I know, it’s hard to imagine someone laughing at a group of amputees as being anything other than an exercise in bad taste, and trust me, it is. You see, when a soldier gives a limb in the service of his or her country, it’s not just an arm or a leg that is lost. More important is the dignity. So when Green Beret Major Kent Solheim gave his leg away in March after two years and umpteen surgeries in an attempt to keep it, I traveled to Walter Reed for his amputation. It’s not a spectator sport, trust me, but when he came out of the ether, the first thing I asked him was what they’d done with his old leg. When he asked me why, I told him that while normally I was just an arms dealer, in this crappy economy I’d try to sell anything. A couple of nurses were momentarily horrified, but when Kent blew a snot bubble and called me a sick bastard, everyone felt better. That’s my trooper, I thought. By making some fun in his time of greatest sadness, I had offered him a chance, by his reaction, to regain some of his dignity. I also called him a wuss for losing 15 pounds the easy way. For our first lED of Cycling I had to match his weight loss within six weeks, or I’d be riding with man-breasts, which he told me was unacceptable.

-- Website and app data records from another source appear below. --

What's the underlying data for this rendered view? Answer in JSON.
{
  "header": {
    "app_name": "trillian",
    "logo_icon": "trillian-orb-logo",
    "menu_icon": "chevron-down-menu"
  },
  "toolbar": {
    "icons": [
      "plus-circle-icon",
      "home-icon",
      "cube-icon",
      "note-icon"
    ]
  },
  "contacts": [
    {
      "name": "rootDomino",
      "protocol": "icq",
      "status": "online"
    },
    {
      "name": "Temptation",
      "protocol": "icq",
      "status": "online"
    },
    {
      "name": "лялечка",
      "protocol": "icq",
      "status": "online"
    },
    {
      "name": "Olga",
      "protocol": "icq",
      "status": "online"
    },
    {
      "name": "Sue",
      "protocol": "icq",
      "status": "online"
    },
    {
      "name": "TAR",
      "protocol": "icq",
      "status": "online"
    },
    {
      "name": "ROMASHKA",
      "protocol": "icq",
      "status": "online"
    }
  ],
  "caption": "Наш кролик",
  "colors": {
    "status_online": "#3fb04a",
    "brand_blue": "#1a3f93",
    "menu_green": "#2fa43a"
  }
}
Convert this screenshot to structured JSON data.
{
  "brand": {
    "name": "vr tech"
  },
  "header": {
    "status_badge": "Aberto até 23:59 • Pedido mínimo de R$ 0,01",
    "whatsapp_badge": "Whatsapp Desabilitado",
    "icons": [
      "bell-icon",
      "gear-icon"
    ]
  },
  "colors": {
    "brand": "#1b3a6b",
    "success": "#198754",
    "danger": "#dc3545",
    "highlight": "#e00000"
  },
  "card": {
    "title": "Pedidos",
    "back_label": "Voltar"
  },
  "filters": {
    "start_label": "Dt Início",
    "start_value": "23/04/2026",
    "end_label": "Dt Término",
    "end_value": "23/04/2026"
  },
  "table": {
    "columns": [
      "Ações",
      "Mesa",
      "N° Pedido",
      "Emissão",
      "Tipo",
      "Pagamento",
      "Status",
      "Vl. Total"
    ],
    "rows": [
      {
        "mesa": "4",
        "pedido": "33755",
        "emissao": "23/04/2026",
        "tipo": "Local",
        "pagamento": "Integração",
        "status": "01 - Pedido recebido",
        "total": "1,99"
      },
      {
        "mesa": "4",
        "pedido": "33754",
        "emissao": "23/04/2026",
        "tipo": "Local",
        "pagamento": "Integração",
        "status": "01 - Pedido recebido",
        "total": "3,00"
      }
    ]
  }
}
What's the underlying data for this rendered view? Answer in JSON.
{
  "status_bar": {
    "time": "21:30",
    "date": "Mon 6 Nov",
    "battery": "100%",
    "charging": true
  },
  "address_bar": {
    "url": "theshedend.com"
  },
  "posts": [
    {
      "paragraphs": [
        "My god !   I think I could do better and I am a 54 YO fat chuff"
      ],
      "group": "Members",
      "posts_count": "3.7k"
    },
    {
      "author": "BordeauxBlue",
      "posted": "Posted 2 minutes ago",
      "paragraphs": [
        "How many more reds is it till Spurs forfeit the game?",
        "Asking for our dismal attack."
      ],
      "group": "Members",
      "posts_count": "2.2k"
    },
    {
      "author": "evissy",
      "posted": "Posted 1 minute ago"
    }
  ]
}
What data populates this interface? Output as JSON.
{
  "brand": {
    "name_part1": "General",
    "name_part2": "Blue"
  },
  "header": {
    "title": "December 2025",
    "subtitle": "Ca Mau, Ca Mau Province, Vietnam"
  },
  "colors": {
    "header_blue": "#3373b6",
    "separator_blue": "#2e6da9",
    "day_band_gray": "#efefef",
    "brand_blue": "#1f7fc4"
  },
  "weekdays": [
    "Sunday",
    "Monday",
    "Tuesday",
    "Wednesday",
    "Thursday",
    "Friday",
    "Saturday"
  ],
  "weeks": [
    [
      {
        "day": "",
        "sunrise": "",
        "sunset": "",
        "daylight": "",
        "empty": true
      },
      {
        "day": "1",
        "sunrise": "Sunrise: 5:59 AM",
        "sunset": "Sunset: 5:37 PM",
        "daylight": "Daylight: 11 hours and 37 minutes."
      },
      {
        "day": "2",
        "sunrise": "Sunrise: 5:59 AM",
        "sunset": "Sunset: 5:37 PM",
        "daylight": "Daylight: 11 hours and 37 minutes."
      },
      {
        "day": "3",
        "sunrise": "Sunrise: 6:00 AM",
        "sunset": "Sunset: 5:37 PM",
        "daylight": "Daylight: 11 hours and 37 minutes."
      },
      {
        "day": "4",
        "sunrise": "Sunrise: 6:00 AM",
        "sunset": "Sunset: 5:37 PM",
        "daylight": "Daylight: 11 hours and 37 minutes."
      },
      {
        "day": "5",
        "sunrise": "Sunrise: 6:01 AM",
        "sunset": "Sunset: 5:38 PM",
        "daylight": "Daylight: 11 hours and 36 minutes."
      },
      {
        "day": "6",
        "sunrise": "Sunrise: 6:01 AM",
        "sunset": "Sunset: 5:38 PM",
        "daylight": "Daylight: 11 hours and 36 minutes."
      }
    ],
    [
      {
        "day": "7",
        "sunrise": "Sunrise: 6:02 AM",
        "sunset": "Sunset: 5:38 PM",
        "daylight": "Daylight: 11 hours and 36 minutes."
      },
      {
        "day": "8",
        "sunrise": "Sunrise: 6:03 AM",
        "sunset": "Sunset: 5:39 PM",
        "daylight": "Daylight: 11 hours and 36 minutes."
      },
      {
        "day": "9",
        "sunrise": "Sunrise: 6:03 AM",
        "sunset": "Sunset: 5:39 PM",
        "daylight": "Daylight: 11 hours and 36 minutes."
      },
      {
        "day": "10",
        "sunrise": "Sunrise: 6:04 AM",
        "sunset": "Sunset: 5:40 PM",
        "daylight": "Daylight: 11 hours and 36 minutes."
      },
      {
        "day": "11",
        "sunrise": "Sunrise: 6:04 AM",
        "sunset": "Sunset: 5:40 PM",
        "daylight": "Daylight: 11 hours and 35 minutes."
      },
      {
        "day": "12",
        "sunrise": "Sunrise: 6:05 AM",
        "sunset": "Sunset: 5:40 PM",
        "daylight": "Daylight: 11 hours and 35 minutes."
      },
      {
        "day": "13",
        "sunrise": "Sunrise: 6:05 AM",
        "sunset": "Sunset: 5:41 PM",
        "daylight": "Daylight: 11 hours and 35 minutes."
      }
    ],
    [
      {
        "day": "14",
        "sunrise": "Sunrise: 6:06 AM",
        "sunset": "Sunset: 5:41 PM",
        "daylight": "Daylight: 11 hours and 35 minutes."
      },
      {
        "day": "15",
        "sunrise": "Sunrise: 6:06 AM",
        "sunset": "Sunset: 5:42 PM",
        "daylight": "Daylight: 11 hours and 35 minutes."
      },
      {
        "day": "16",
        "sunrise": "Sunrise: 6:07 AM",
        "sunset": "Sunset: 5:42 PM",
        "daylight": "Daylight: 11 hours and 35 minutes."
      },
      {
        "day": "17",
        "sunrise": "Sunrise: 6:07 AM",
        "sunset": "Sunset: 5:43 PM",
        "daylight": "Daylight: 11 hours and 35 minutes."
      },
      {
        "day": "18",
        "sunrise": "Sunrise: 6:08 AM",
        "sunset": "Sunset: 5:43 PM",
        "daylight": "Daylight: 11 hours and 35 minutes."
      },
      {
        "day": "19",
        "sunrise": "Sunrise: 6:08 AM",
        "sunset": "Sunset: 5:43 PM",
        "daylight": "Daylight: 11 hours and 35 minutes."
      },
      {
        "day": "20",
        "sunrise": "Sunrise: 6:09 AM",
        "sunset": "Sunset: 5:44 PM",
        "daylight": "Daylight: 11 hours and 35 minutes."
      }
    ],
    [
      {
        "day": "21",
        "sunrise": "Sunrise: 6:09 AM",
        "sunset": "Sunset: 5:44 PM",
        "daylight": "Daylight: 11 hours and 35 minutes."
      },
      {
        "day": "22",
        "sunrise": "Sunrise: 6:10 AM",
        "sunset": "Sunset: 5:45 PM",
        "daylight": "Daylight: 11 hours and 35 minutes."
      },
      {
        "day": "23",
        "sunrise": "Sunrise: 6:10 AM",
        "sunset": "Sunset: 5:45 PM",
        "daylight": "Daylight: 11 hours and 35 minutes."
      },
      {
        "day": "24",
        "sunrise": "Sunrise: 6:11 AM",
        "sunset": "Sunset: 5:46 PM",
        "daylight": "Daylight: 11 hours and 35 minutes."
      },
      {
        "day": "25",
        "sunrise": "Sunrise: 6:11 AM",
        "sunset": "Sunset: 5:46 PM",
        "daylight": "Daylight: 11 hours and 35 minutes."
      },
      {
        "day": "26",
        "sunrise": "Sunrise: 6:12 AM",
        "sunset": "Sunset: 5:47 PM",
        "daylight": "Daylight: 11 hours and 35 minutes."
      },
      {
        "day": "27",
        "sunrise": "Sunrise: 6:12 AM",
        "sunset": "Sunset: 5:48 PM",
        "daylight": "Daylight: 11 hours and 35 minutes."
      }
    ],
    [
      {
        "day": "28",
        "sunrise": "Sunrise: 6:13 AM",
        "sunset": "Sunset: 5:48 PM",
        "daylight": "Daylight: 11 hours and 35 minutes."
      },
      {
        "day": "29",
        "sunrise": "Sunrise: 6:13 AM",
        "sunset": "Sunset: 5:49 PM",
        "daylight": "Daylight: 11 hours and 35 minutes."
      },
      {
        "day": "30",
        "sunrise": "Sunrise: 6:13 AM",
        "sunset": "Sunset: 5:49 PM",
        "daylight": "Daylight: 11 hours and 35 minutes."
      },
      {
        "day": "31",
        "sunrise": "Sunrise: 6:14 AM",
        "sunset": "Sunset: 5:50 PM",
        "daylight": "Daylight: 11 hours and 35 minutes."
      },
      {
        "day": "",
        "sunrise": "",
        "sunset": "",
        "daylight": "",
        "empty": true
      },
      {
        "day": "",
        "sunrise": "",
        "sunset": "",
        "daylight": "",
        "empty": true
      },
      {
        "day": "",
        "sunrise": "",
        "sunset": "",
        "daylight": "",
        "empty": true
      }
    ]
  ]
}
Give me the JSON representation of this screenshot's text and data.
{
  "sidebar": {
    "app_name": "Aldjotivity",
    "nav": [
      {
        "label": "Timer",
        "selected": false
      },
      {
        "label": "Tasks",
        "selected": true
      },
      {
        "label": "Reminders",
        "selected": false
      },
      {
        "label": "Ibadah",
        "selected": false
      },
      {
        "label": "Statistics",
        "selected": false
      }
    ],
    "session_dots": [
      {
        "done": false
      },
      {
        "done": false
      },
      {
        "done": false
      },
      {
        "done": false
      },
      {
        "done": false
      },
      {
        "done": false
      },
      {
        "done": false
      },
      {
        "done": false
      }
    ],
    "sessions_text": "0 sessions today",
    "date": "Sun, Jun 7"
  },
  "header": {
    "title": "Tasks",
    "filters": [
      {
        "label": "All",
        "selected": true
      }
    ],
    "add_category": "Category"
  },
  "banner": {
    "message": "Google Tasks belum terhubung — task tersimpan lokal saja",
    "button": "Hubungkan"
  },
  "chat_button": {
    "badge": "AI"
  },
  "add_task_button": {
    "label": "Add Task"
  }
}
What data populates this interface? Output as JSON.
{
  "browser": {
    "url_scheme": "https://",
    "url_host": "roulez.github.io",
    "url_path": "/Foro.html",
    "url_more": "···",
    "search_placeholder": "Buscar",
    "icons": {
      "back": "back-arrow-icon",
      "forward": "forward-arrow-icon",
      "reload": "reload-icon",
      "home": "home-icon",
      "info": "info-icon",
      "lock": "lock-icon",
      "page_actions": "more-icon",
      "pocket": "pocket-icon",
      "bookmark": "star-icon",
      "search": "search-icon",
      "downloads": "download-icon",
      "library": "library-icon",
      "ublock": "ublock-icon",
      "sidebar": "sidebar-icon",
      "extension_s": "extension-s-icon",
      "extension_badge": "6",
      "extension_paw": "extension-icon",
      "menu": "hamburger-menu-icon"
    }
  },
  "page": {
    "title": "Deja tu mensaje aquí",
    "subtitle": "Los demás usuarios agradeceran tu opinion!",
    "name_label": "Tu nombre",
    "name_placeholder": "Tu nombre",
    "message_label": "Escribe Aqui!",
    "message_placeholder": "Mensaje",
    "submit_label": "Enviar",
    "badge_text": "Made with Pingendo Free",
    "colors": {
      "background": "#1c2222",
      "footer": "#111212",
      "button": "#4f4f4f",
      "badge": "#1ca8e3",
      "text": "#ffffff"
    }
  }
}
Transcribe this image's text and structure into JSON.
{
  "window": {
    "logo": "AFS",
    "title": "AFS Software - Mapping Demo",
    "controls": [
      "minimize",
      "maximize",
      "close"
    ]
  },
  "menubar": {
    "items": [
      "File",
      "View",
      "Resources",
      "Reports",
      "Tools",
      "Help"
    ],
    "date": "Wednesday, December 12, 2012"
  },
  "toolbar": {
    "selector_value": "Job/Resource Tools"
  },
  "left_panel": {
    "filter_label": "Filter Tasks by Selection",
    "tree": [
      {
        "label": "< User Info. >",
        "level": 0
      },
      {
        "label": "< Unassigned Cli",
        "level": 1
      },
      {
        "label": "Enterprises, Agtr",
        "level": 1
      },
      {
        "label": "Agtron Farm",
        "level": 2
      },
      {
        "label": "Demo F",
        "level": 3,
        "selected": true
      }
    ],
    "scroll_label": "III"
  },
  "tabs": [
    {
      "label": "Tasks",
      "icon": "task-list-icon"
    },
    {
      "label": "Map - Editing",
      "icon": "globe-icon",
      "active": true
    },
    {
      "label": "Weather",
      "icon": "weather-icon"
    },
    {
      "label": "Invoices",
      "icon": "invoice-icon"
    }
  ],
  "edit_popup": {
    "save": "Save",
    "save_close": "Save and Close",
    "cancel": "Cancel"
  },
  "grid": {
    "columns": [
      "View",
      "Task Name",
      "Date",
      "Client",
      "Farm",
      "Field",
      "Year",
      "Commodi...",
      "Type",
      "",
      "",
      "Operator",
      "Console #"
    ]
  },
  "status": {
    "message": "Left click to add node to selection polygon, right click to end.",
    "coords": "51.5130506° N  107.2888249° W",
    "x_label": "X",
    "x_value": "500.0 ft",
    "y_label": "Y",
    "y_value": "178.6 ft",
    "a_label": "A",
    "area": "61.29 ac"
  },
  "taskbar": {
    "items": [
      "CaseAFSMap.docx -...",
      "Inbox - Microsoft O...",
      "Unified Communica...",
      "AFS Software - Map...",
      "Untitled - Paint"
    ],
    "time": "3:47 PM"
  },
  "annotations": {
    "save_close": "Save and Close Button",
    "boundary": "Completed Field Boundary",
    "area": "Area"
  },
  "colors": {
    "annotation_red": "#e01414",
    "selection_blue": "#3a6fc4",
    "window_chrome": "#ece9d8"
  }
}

Another of my boys is Chris Burrell, who lost most of his leg and part of a buttock, I tell him to look on the bright side, now at least people can’t call him a complete ass. He laughs, and because of his laughter those around him see more than a physically handicapped man, they see the strength and character of American royalty, You can call them heroes too, but they are American royalty to me, and should be treated as such.
And yes, I’ll be visiting Monticello as soon as possible too … once I pass the test. Thank you TJ, you were the bomb!